The symbol of Venice is the winged lion with a book open under a paw. The inscription in Latin written on the book is as follows: “Pax tibi Marce Evangelista Meus”, and it means “Peace to you Mark my evangelist”. If the winged lion was represented in paintings or sculptures with a sword it meant that Venice was facing a period of war. Most of the “lions” were destroyed by Napoleonic troops in 1797, what we see now are almost all faithful copies of the originals. Even today in St. Mark’s Square are visible 13 “lions”.
In Venice the most popular alcoholic beverage is called “Spritz”: it’s comprised of one part of white wine, one part of mineral water (carbonated), and a third part of moderated alcoholic liqueur (sweet or bitter). Also a lemon rind and/or an olive should be added. For those not accustomed to this drink even a glass can go to one’s head. The origin of the name of this alcoholic drink comes from the age of Austrian dominion in Venice, the verb in German language “spritzen” means “to sprinkle”. Actually this alcoholic beverage is well known in the entire Veneto region but the Spritz has been created specifically in Venice. Up until the 1980’s it was hard to find the drink outside of province borderline (believe us!). The easiest places to find this drink are Santa Margherita Square and San Giacometto Square (near the Rialto Bridge), where there are many bars attended mostly by young people.
The Arsenale of Venice has a surface of more than 320,000 square meters (about a fifth of the whole city). It was visited by the celebrated Italian poet Dante Alighieri (1321). At the age of its best development in the Arsenale there were 18.000 ship-yard workers, the “Arsenalotti”. From this shipyard was launched the majority of the navy commanded by Sebastiano Venier that fought and defeated the Turkish in Lèpanto (on the 7th of October 1751).

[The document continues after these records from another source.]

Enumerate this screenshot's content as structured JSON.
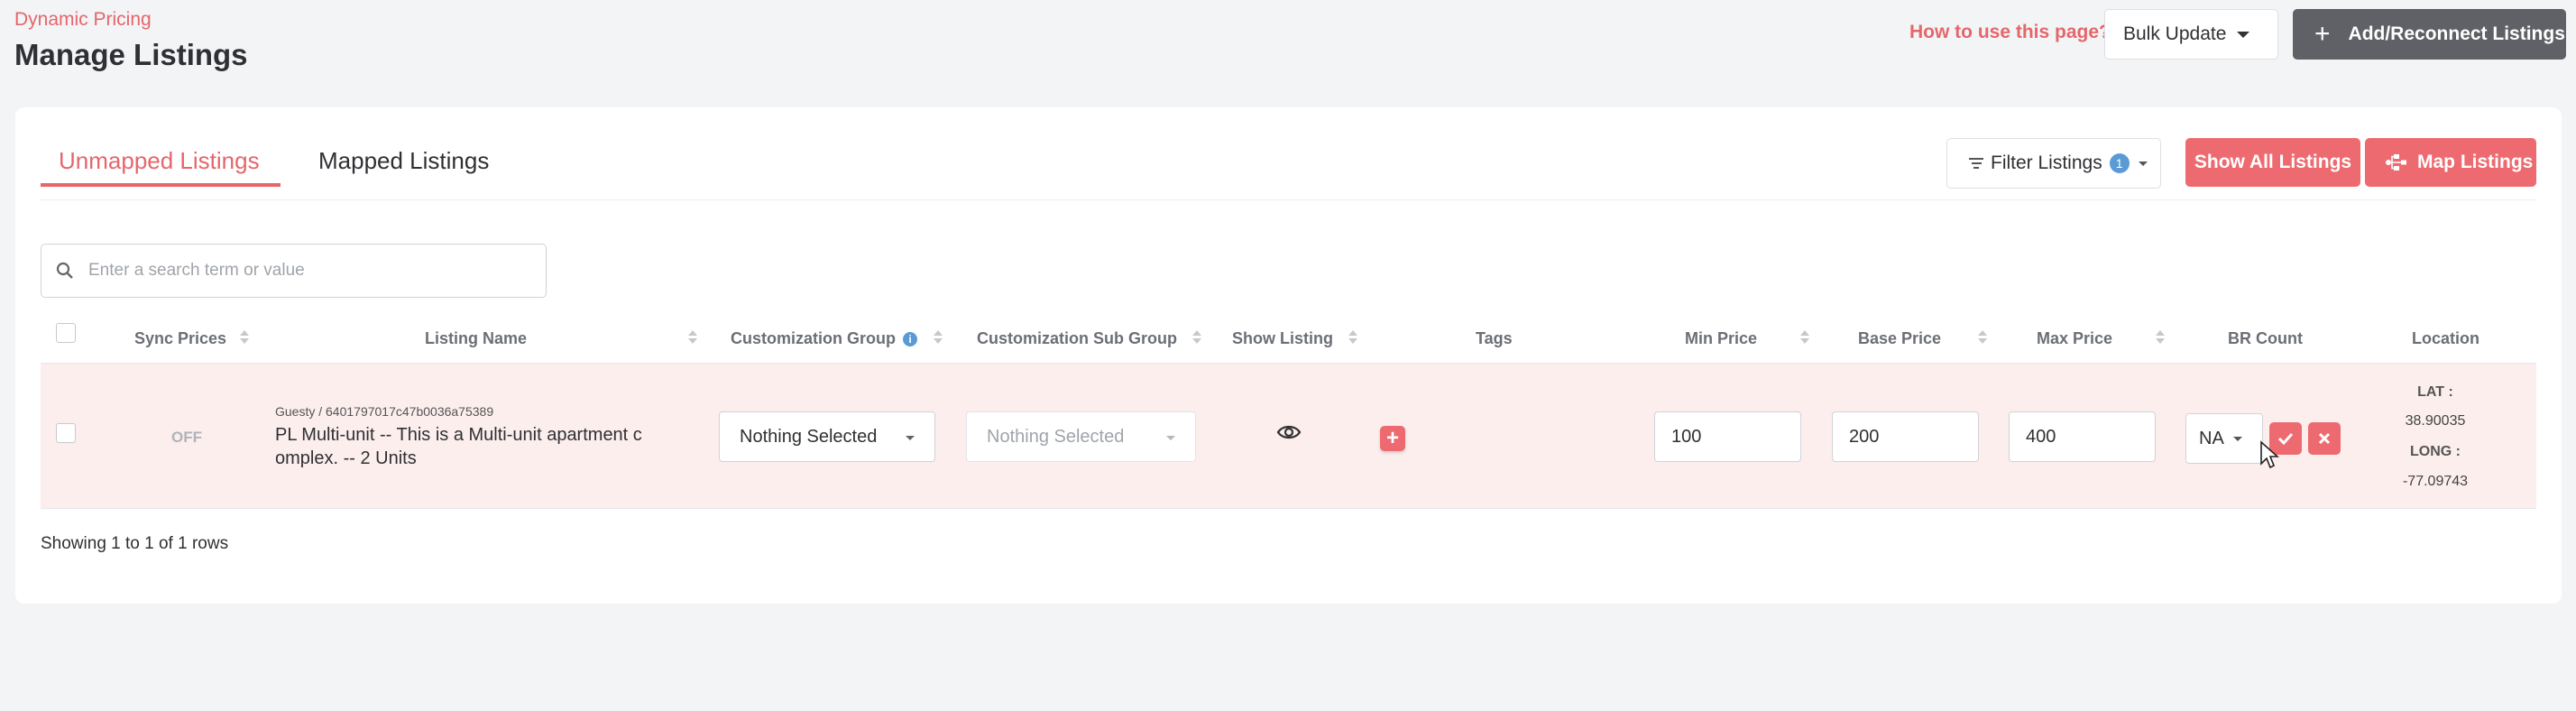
{
  "header": {
    "breadcrumb": "Dynamic Pricing",
    "title": "Manage Listings",
    "how_to_link": "How to use this page?",
    "bulk_update": "Bulk Update",
    "add_reconnect": "Add/Reconnect Listings"
  },
  "tabs": [
    {
      "label": "Unmapped Listings",
      "active": true
    },
    {
      "label": "Mapped Listings",
      "active": false
    }
  ],
  "toolbar": {
    "filter_label": "Filter Listings",
    "filter_count": "1",
    "show_all": "Show All Listings",
    "map_listings": "Map Listings"
  },
  "search": {
    "placeholder": "Enter a search term or value",
    "value": ""
  },
  "table": {
    "columns": {
      "sync_prices": "Sync Prices",
      "listing_name": "Listing Name",
      "customization_group": "Customization Group",
      "customization_sub_group": "Customization Sub Group",
      "show_listing": "Show Listing",
      "tags": "Tags",
      "min_price": "Min Price",
      "base_price": "Base Price",
      "max_price": "Max Price",
      "br_count": "BR Count",
      "location": "Location"
    },
    "rows": [
      {
        "sync": "OFF",
        "listing_sub": "Guesty / 6401797017c47b0036a75389",
        "listing_name": "PL Multi-unit -- This is a Multi-unit apartment c omplex. -- 2 Units",
        "customization_group": "Nothing Selected",
        "customization_sub_group": "Nothing Selected",
        "min_price": "100",
        "base_price": "200",
        "max_price": "400",
        "br_count": "NA",
        "lat_label": "LAT :",
        "lat": "38.90035",
        "long_label": "LONG :",
        "long": "-77.09743"
      }
    ]
  },
  "footer": {
    "rows_info": "Showing 1 to 1 of 1 rows"
  },
  "colors": {
    "accent": "#ed6b70",
    "dark_button": "#5f6166",
    "row_highlight": "#fbeeed",
    "info_blue": "#5b9bd5"
  },
  "icons": {
    "search": "search-icon",
    "filter": "filter-icon",
    "map": "map-tree-icon",
    "plus": "plus-icon",
    "eye": "eye-icon",
    "check": "check-icon",
    "close": "close-icon"
  }
}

St. Mark’s Bell Tower is 98.6 meters high. On top is located a golden angel, its turning wings show the direction of the wind at that altitude. The Bell Tower collapsed on the 14th of July 1902, (luckily there were no victims). It was rebuilt in the same place in less than 10 years and unveiled on the 25th of April 1912, St.Mark’s Day (the city patron). The admittance to the Bell Tower, from which is possible to see an incomparable view of Venice, is allowed only by elevator.

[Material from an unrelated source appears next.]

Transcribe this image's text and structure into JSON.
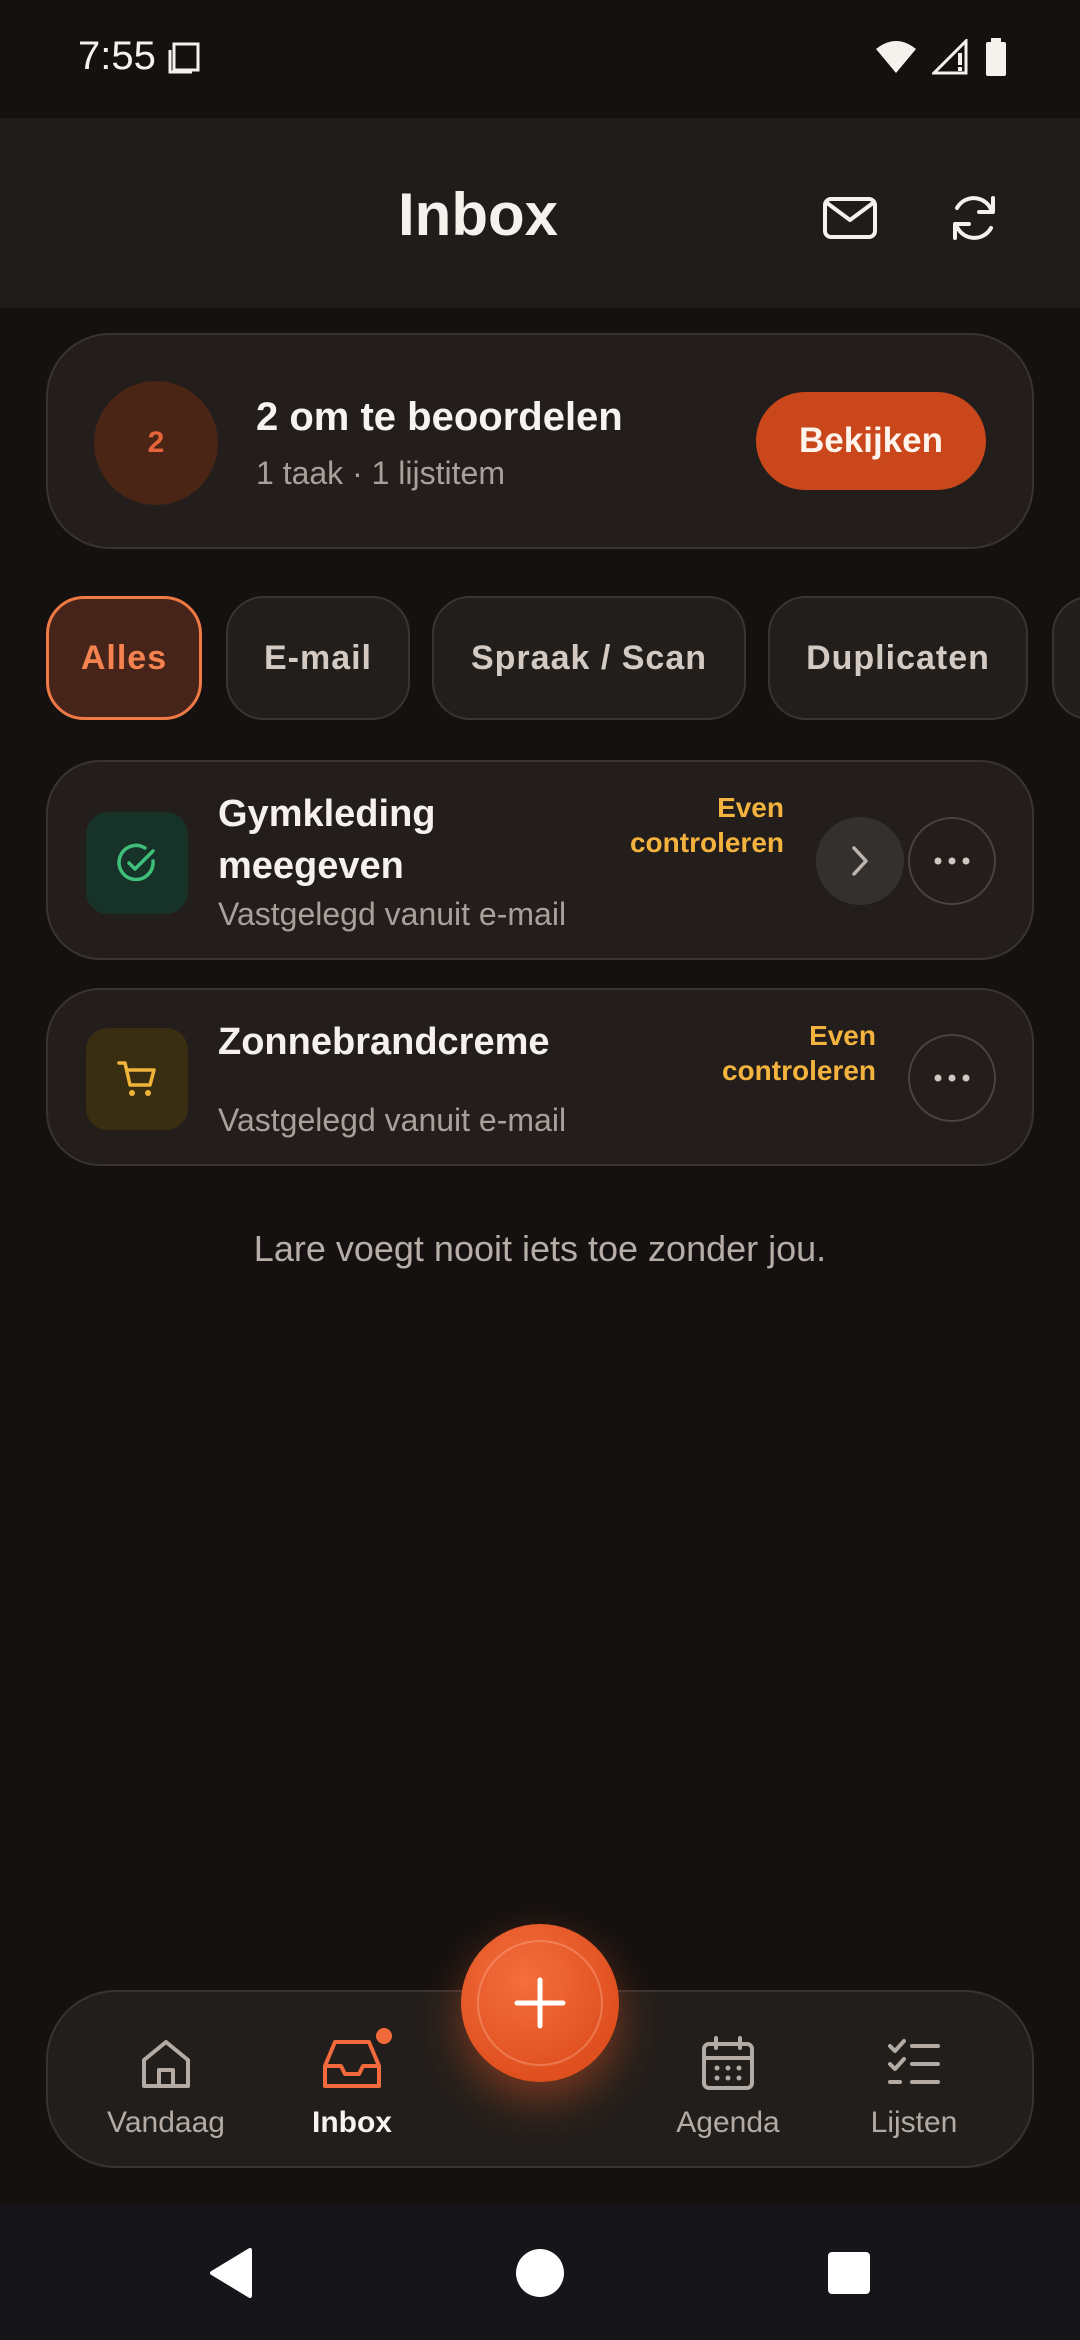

The most narrow alley in the City is Calletta Varisco. It’s located near San Canciano Square: it has a width of only 53 centimeters (about 21 inches)